I was recently asked why a cashmere coat can be bought for £800 in one designer shop and £3000 in another.  This is largely due to the sort of cashmere that has been used.  There many different qualities of cashmere but while the actual feel of the cheaper garment can be OK, the combination of the feel, the warmth and the longevity of the better fabric is very obvious when you put the two next to each other.


I am always surprised when companies use expensive fabrics and then economise on the buttons which are often made of plastic.  Although sometimes it can be quite difficult to tell a natural button which is usually made of horn, it is an economy which a true artisan would not contemplate. 

The way the garment is finished inside is also an interesting tell.

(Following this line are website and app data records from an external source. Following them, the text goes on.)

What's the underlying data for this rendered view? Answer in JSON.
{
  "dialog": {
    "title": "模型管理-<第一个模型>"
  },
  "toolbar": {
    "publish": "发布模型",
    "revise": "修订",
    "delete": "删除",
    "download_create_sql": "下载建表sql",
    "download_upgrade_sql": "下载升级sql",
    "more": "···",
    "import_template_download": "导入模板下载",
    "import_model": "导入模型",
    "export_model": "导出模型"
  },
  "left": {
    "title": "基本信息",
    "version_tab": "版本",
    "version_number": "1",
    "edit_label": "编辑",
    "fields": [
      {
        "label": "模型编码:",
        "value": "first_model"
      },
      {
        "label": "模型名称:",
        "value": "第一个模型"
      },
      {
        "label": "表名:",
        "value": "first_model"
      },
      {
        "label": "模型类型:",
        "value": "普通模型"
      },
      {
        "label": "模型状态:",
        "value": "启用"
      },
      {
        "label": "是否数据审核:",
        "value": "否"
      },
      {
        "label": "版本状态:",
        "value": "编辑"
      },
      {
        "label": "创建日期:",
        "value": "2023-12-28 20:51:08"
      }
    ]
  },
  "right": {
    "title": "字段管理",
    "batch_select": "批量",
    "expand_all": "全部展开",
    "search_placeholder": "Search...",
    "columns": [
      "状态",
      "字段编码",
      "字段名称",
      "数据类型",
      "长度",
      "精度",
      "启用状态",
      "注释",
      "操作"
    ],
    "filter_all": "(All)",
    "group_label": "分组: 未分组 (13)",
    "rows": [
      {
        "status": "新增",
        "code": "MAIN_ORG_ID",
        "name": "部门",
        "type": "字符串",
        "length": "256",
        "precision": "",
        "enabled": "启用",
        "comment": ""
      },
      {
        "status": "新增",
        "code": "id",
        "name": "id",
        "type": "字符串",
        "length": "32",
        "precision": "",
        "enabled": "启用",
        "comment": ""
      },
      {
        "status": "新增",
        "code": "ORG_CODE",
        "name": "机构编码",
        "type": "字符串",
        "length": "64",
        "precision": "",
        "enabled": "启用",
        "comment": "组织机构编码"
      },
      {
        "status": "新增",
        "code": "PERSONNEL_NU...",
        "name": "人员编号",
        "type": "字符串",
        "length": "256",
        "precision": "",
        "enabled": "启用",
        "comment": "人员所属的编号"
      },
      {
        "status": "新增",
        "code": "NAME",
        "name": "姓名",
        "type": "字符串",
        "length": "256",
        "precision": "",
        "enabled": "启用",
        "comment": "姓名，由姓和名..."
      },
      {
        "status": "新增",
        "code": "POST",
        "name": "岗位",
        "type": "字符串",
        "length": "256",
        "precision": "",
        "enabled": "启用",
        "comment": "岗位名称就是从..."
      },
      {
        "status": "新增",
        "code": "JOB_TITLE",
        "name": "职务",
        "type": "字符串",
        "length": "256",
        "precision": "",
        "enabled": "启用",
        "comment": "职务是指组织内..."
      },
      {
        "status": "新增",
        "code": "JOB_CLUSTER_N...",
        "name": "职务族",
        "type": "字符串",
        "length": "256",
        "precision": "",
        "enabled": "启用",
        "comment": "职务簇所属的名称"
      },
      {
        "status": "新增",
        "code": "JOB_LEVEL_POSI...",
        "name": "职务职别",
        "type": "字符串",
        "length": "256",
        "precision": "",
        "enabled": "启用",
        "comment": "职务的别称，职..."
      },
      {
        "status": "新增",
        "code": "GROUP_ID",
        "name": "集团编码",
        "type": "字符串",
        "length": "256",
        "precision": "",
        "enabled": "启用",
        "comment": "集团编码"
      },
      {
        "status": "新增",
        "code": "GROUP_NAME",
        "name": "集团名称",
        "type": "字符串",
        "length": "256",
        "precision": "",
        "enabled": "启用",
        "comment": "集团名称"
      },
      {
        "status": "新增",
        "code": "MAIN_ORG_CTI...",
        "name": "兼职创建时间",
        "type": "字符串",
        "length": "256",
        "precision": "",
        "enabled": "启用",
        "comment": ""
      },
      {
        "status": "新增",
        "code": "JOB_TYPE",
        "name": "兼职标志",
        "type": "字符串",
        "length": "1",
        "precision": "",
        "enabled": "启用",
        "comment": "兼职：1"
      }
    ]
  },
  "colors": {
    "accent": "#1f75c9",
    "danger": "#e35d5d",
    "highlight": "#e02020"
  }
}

Many clients can’t understand why an unlined garment would cost more than a similar lined one.  In fact, lining is often used to disguise cheap finishing on the seams; when each seam has to be individually bound because there is no lining to cover them, it is much more costly to produce.  In summer there are some fabrics that hang better and feel more comfortable unlined or half lined; and in winter some of the modern fabrics are too thick to line and would be spoiled by a lining.

Another thing to look for when buying modern stretch fabrics is that the lining corresponds with the properties of the fabric.  Some companies don’t use stretch lining, which makes the garment less comfortable to wear.

The right fit

As for cut, the actual cutting or making cost is one of the most significant elements of the total cost of a garment.  The number of pieces in a good jacket can be more than 30 to create an interesting shape and fit.  By contrast a jacket with very few darts and seams can be manufactured more cheaply but will not give such a good shape or fit.


You will be able to see the difference if you look closely at the garment.  But you will really know if the cut is worth paying for when you try the garment on.  If the fabric and the fit is right for you, you will feel fabulous.  Don’t accept anything less.

In short: fit + fabric = fabulous.

The right salesperson

There is another way to ensure that the clothes you are buying are good value and not just expensive, and that is to know that the people who are selling it you are genuinely knowledgeable about why it costs what it costs. Get them to talk about the fabric, the cut and the craft that has gone into the garment – if they know the answers you can be confident in the value of your purchase.